  2. Apply a few drops of Concentrate to the sweat stains. Gently scrub with a damp microfiber cloth.
  3. Sprinkle Oxygen Boost on top and scrub again until the area becomes soapy.
  4. Let sit for at least 30 minutes, or overnight.
  5. Spray with distilled water and wipe the stain clean.
  6. Set the mattress outside in the sun, or in a well-ventilated room, to dry.
  7. Repeat as needed.

DIY Method

  1. Fill a clean spray bottle with distilled water. Spray to dampen the sweat stains. Do not saturate.
  2. Sprinkle the stains with baking soda.
  3. Gently agitate the baking soda with a toothbrush, rubbing it into the stains.
  4. If possible, place the mattress outside in the sun to dry. If this is not possible, air dry in a well-ventilated room.
  5. Once dry, vacuum the baking soda from the mattress.

If the sweat stains are still visible, follow with some white vinegar:

  1. Fill a bowl with 1 part white vinegar and 3 parts distilled water. Apply the solution to the remaining stains.
  2. Use a damp microfiber cloth to dab the vinegar into the sweat stains. Let sit for 5 to 10 minutes.
  3. Spray distilled water on the stains and wipe with a dry microfiber cloth to remove the vinegar smell.
  4. Place the mattress back in the sun, or in a well-ventilated room, to dry.

How to Remove Sweat Stains Without Washing 

On the go or don’t have time to pre-treat and wash sweat stained clothes? No fear. We have a few tricks up our sleeve for how to remove sweat stains without washing.

  1. Treat the stain immediately: The key to removing any stain is to act quickly. Otherwise, the stain could set into the fabric.
  2. Sunlight: After pre-treating sweat-stained items, dry them outside or by a window in direct sunlight.
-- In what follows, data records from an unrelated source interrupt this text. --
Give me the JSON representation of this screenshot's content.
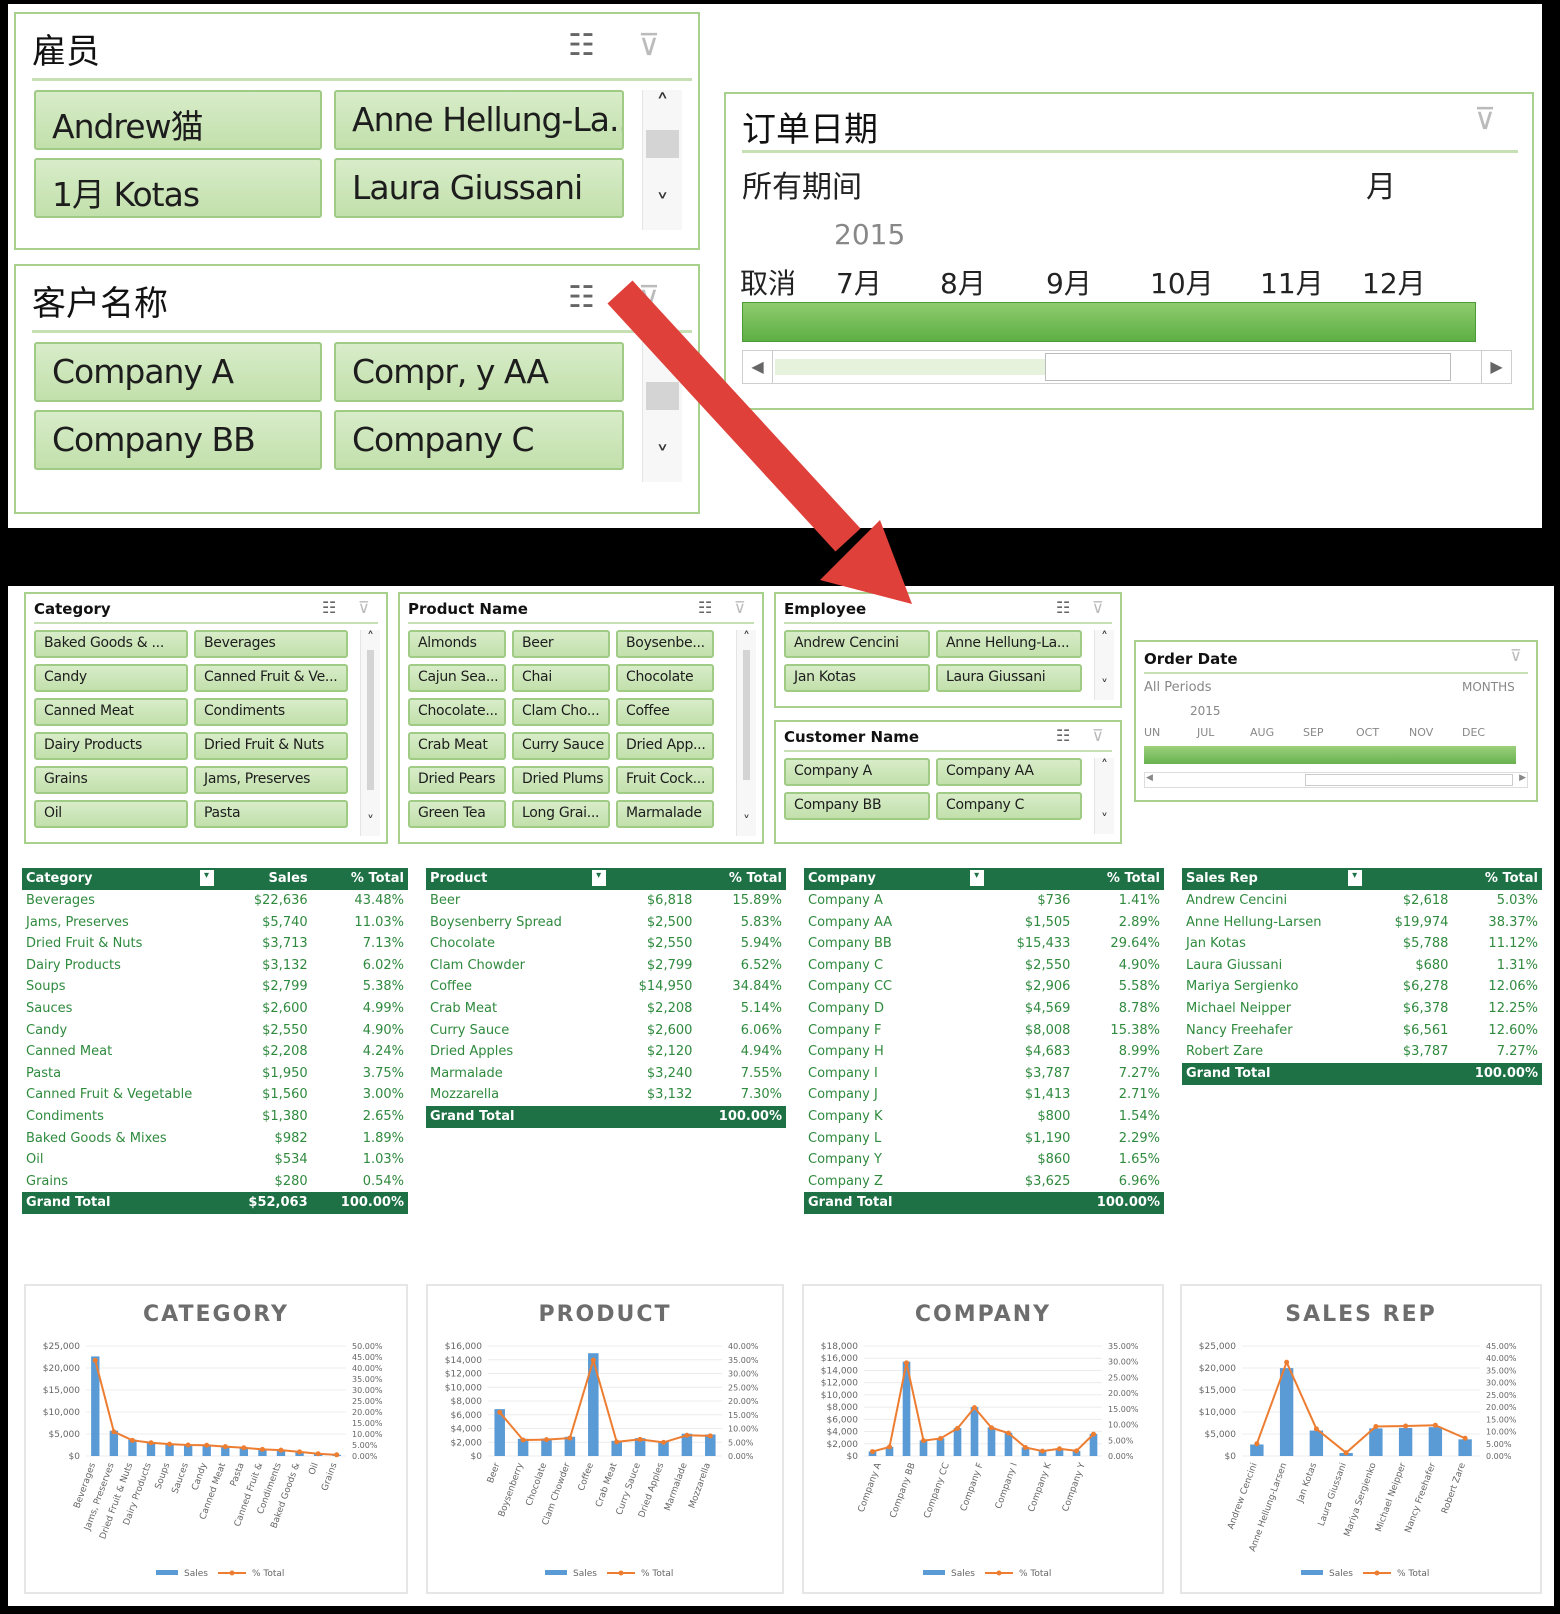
{
  "top_slicers": {
    "employee": {
      "title": "雇员",
      "items": [
        "Andrew猫",
        "Anne Hellung-La...",
        "1月 Kotas",
        "Laura Giussani"
      ]
    },
    "customer": {
      "title": "客户名称",
      "items": [
        "Company A",
        "Compr, y AA",
        "Company BB",
        "Company C"
      ]
    },
    "order_date": {
      "title": "订单日期",
      "all_periods": "所有期间",
      "level": "月",
      "year": "2015",
      "cancel": "取消",
      "months": [
        "7月",
        "8月",
        "9月",
        "10月",
        "11月",
        "12月"
      ]
    }
  },
  "slicers": {
    "category": {
      "title": "Category",
      "items": [
        "Baked Goods & ...",
        "Beverages",
        "Candy",
        "Canned Fruit & Ve...",
        "Canned Meat",
        "Condiments",
        "Dairy Products",
        "Dried Fruit & Nuts",
        "Grains",
        "Jams, Preserves",
        "Oil",
        "Pasta"
      ]
    },
    "product": {
      "title": "Product Name",
      "items": [
        "Almonds",
        "Beer",
        "Boysenbe...",
        "Cajun Sea...",
        "Chai",
        "Chocolate",
        "Chocolate...",
        "Clam Cho...",
        "Coffee",
        "Crab Meat",
        "Curry Sauce",
        "Dried App...",
        "Dried Pears",
        "Dried Plums",
        "Fruit Cock...",
        "Green Tea",
        "Long Grai...",
        "Marmalade"
      ]
    },
    "employee": {
      "title": "Employee",
      "items": [
        "Andrew Cencini",
        "Anne Hellung-La...",
        "Jan Kotas",
        "Laura Giussani"
      ]
    },
    "customer": {
      "title": "Customer Name",
      "items": [
        "Company A",
        "Company AA",
        "Company BB",
        "Company C"
      ]
    },
    "order_date": {
      "title": "Order Date",
      "all_periods": "All Periods",
      "level": "MONTHS",
      "year": "2015",
      "months": [
        "UN",
        "JUL",
        "AUG",
        "SEP",
        "OCT",
        "NOV",
        "DEC"
      ]
    }
  },
  "pivots": [
    {
      "headers": [
        "Category",
        "Sales",
        "% Total"
      ],
      "rows": [
        [
          "Beverages",
          "$22,636",
          "43.48%"
        ],
        [
          "Jams, Preserves",
          "$5,740",
          "11.03%"
        ],
        [
          "Dried Fruit & Nuts",
          "$3,713",
          "7.13%"
        ],
        [
          "Dairy Products",
          "$3,132",
          "6.02%"
        ],
        [
          "Soups",
          "$2,799",
          "5.38%"
        ],
        [
          "Sauces",
          "$2,600",
          "4.99%"
        ],
        [
          "Candy",
          "$2,550",
          "4.90%"
        ],
        [
          "Canned Meat",
          "$2,208",
          "4.24%"
        ],
        [
          "Pasta",
          "$1,950",
          "3.75%"
        ],
        [
          "Canned Fruit & Vegetable",
          "$1,560",
          "3.00%"
        ],
        [
          "Condiments",
          "$1,380",
          "2.65%"
        ],
        [
          "Baked Goods & Mixes",
          "$982",
          "1.89%"
        ],
        [
          "Oil",
          "$534",
          "1.03%"
        ],
        [
          "Grains",
          "$280",
          "0.54%"
        ]
      ],
      "total": [
        "Grand Total",
        "$52,063",
        "100.00%"
      ]
    },
    {
      "headers": [
        "Product",
        "",
        "% Total"
      ],
      "rows": [
        [
          "Beer",
          "$6,818",
          "15.89%"
        ],
        [
          "Boysenberry Spread",
          "$2,500",
          "5.83%"
        ],
        [
          "Chocolate",
          "$2,550",
          "5.94%"
        ],
        [
          "Clam Chowder",
          "$2,799",
          "6.52%"
        ],
        [
          "Coffee",
          "$14,950",
          "34.84%"
        ],
        [
          "Crab Meat",
          "$2,208",
          "5.14%"
        ],
        [
          "Curry Sauce",
          "$2,600",
          "6.06%"
        ],
        [
          "Dried Apples",
          "$2,120",
          "4.94%"
        ],
        [
          "Marmalade",
          "$3,240",
          "7.55%"
        ],
        [
          "Mozzarella",
          "$3,132",
          "7.30%"
        ]
      ],
      "total": [
        "Grand Total",
        "",
        "100.00%"
      ]
    },
    {
      "headers": [
        "Company",
        "",
        "% Total"
      ],
      "rows": [
        [
          "Company A",
          "$736",
          "1.41%"
        ],
        [
          "Company AA",
          "$1,505",
          "2.89%"
        ],
        [
          "Company BB",
          "$15,433",
          "29.64%"
        ],
        [
          "Company C",
          "$2,550",
          "4.90%"
        ],
        [
          "Company CC",
          "$2,906",
          "5.58%"
        ],
        [
          "Company D",
          "$4,569",
          "8.78%"
        ],
        [
          "Company F",
          "$8,008",
          "15.38%"
        ],
        [
          "Company H",
          "$4,683",
          "8.99%"
        ],
        [
          "Company I",
          "$3,787",
          "7.27%"
        ],
        [
          "Company J",
          "$1,413",
          "2.71%"
        ],
        [
          "Company K",
          "$800",
          "1.54%"
        ],
        [
          "Company L",
          "$1,190",
          "2.29%"
        ],
        [
          "Company Y",
          "$860",
          "1.65%"
        ],
        [
          "Company Z",
          "$3,625",
          "6.96%"
        ]
      ],
      "total": [
        "Grand Total",
        "",
        "100.00%"
      ]
    },
    {
      "headers": [
        "Sales Rep",
        "",
        "% Total"
      ],
      "rows": [
        [
          "Andrew Cencini",
          "$2,618",
          "5.03%"
        ],
        [
          "Anne Hellung-Larsen",
          "$19,974",
          "38.37%"
        ],
        [
          "Jan Kotas",
          "$5,788",
          "11.12%"
        ],
        [
          "Laura Giussani",
          "$680",
          "1.31%"
        ],
        [
          "Mariya Sergienko",
          "$6,278",
          "12.06%"
        ],
        [
          "Michael Neipper",
          "$6,378",
          "12.25%"
        ],
        [
          "Nancy Freehafer",
          "$6,561",
          "12.60%"
        ],
        [
          "Robert Zare",
          "$3,787",
          "7.27%"
        ]
      ],
      "total": [
        "Grand Total",
        "",
        "100.00%"
      ]
    }
  ],
  "chart_data": [
    {
      "type": "bar",
      "title": "CATEGORY",
      "categories": [
        "Beverages",
        "Jams, Preserves",
        "Dried Fruit & Nuts",
        "Dairy Products",
        "Soups",
        "Sauces",
        "Candy",
        "Canned Meat",
        "Pasta",
        "Canned Fruit &",
        "Condiments",
        "Baked Goods &",
        "Oil",
        "Grains"
      ],
      "series": [
        {
          "name": "Sales",
          "type": "bar",
          "values": [
            22636,
            5740,
            3713,
            3132,
            2799,
            2600,
            2550,
            2208,
            1950,
            1560,
            1380,
            982,
            534,
            280
          ]
        },
        {
          "name": "% Total",
          "type": "line",
          "axis": "right",
          "values": [
            43.48,
            11.03,
            7.13,
            6.02,
            5.38,
            4.99,
            4.9,
            4.24,
            3.75,
            3.0,
            2.65,
            1.89,
            1.03,
            0.54
          ]
        }
      ],
      "ylim": [
        0,
        25000
      ],
      "y_ticks": [
        "$25,000",
        "$20,000",
        "$15,000",
        "$10,000",
        "$5,000",
        "$0"
      ],
      "y2lim": [
        0,
        50
      ],
      "y2_ticks": [
        "50.00%",
        "45.00%",
        "40.00%",
        "35.00%",
        "30.00%",
        "25.00%",
        "20.00%",
        "15.00%",
        "10.00%",
        "5.00%",
        "0.00%"
      ]
    },
    {
      "type": "bar",
      "title": "PRODUCT",
      "categories": [
        "Beer",
        "Boysenberry",
        "Chocolate",
        "Clam Chowder",
        "Coffee",
        "Crab Meat",
        "Curry Sauce",
        "Dried Apples",
        "Marmalade",
        "Mozzarella"
      ],
      "series": [
        {
          "name": "Sales",
          "type": "bar",
          "values": [
            6818,
            2500,
            2550,
            2799,
            14950,
            2208,
            2600,
            2120,
            3240,
            3132
          ]
        },
        {
          "name": "% Total",
          "type": "line",
          "axis": "right",
          "values": [
            15.89,
            5.83,
            5.94,
            6.52,
            34.84,
            5.14,
            6.06,
            4.94,
            7.55,
            7.3
          ]
        }
      ],
      "ylim": [
        0,
        16000
      ],
      "y_ticks": [
        "$16,000",
        "$14,000",
        "$12,000",
        "$10,000",
        "$8,000",
        "$6,000",
        "$4,000",
        "$2,000",
        "$0"
      ],
      "y2lim": [
        0,
        40
      ],
      "y2_ticks": [
        "40.00%",
        "35.00%",
        "30.00%",
        "25.00%",
        "20.00%",
        "15.00%",
        "10.00%",
        "5.00%",
        "0.00%"
      ]
    },
    {
      "type": "bar",
      "title": "COMPANY",
      "categories": [
        "Company A",
        "Company BB",
        "Company CC",
        "Company F",
        "Company I",
        "Company K",
        "Company Y"
      ],
      "bar_labels_all": [
        "Company A",
        "Company AA",
        "Company BB",
        "Company C",
        "Company CC",
        "Company D",
        "Company F",
        "Company H",
        "Company I",
        "Company J",
        "Company K",
        "Company L",
        "Company Y",
        "Company Z"
      ],
      "series": [
        {
          "name": "Sales",
          "type": "bar",
          "values": [
            736,
            1505,
            15433,
            2550,
            2906,
            4569,
            8008,
            4683,
            3787,
            1413,
            800,
            1190,
            860,
            3625
          ]
        },
        {
          "name": "% Total",
          "type": "line",
          "axis": "right",
          "values": [
            1.41,
            2.89,
            29.64,
            4.9,
            5.58,
            8.78,
            15.38,
            8.99,
            7.27,
            2.71,
            1.54,
            2.29,
            1.65,
            6.96
          ]
        }
      ],
      "ylim": [
        0,
        18000
      ],
      "y_ticks": [
        "$18,000",
        "$16,000",
        "$14,000",
        "$12,000",
        "$10,000",
        "$8,000",
        "$6,000",
        "$4,000",
        "$2,000",
        "$0"
      ],
      "y2lim": [
        0,
        35
      ],
      "y2_ticks": [
        "35.00%",
        "30.00%",
        "25.00%",
        "20.00%",
        "15.00%",
        "10.00%",
        "5.00%",
        "0.00%"
      ]
    },
    {
      "type": "bar",
      "title": "SALES REP",
      "categories": [
        "Andrew Cencini",
        "Anne Hellung-Larsen",
        "Jan Kotas",
        "Laura Giussani",
        "Mariya Sergienko",
        "Michael Neipper",
        "Nancy Freehafer",
        "Robert Zare"
      ],
      "series": [
        {
          "name": "Sales",
          "type": "bar",
          "values": [
            2618,
            19974,
            5788,
            680,
            6278,
            6378,
            6561,
            3787
          ]
        },
        {
          "name": "% Total",
          "type": "line",
          "axis": "right",
          "values": [
            5.03,
            38.37,
            11.12,
            1.31,
            12.06,
            12.25,
            12.6,
            7.27
          ]
        }
      ],
      "ylim": [
        0,
        25000
      ],
      "y_ticks": [
        "$25,000",
        "$20,000",
        "$15,000",
        "$10,000",
        "$5,000",
        "$0"
      ],
      "y2lim": [
        0,
        45
      ],
      "y2_ticks": [
        "45.00%",
        "40.00%",
        "35.00%",
        "30.00%",
        "25.00%",
        "20.00%",
        "15.00%",
        "10.00%",
        "5.00%",
        "0.00%"
      ]
    }
  ],
  "legend": {
    "sales": "Sales",
    "pct": "% Total"
  },
  "colors": {
    "bar": "#5b9bd5",
    "line": "#ed7d31",
    "pivot_header": "#1e7145",
    "slicer_border": "#a9d18e",
    "arrow": "#e0403a"
  }
}
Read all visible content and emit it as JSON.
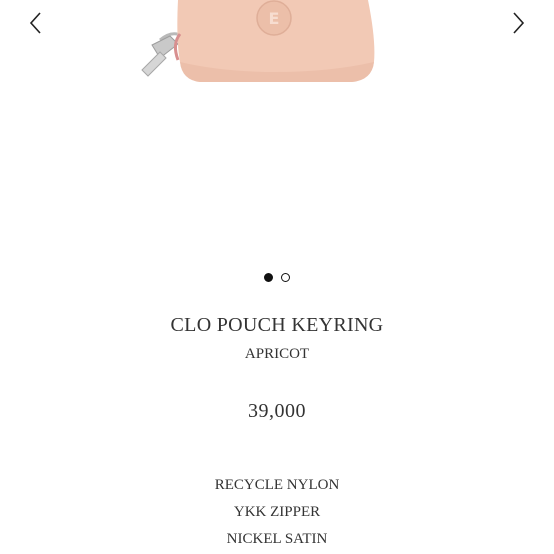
{
  "product": {
    "name": "CLO POUCH KEYRING",
    "color": "APRICOT",
    "price": "39,000",
    "materials": [
      "RECYCLE NYLON",
      "YKK ZIPPER",
      "NICKEL SATIN"
    ]
  },
  "gallery": {
    "image_count": 2,
    "active_index": 0,
    "prev_icon": "chevron-left-icon",
    "next_icon": "chevron-right-icon",
    "logo_letter": "E"
  },
  "colors": {
    "pouch": "#f2c9b5",
    "pouch_shade": "#e7b6a0",
    "hardware": "#b9b9b9",
    "text": "#333333",
    "dot": "#111111"
  }
}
The UV rays from the sun help to break down and eliminate the stains.
  3. Make a paste out of baking soda and distilled water

Scrub the paste into the stain and let it sit for at least one hour. Rinse and dry it in the sun.

  1. Distilled white vinegar: Break up oils by blotting sweat stains by diluting white vinegar in distilled water. Rinse, then dry it in the sun.
  2. Mild dish soap and water: Dab the stain with a few drops of Concentrate, or another natural dish soap, and a damp microfiber cloth. Work the fabric in a gentle, circular motion until it becomes soapy. Let sit for 10 to 20 minutes. Rinse with distilled water. Dry in the sun.
  3. Lemon or hydrogen peroxide: Pour lemon or hydrogen peroxide onto the sweat stain. Let sit overnight, then rinse with distilled water and dry in the sun.

Remove All Your Pesky Stains With Branch Basics

You’re now equipped with the knowledge you need to remove sweat stains found on various items. 

With the use of natural products and everyday household products, such as mild dish soap (like Branch Basics), baking soda, white vinegar, and distilled water, your home and clothing will be stain-free for years to come. 

Interested in trying out Branch Basics for sweat stains, laundry, human-safe cleaning, personal care, pets, and more? 

No sweat (pun intended)! 

Check out our Premium Starter Kits (available in refillable plastic or glass) and discover more safe stain-fighting hacks in: How To Clean Wine Stains With Branch Basics and How to Get Oil Stains Out of Clothes Naturally 

Marilee Nelson

Marilee Nelson

Marilee Nelson is an Environmental Toxins expert who has spent nearly 30 years advocating for the chemically-sensitive and chronically-ill. She is a Board Certified Nutritionist, Certified Bau-Biologist and Bau-Biology Inspector and specializes in Food As Medicine. She has helped thousands of families and individuals identify, heal and recover from toxic exposures and is on a mission to revolutionize the way American families view their health.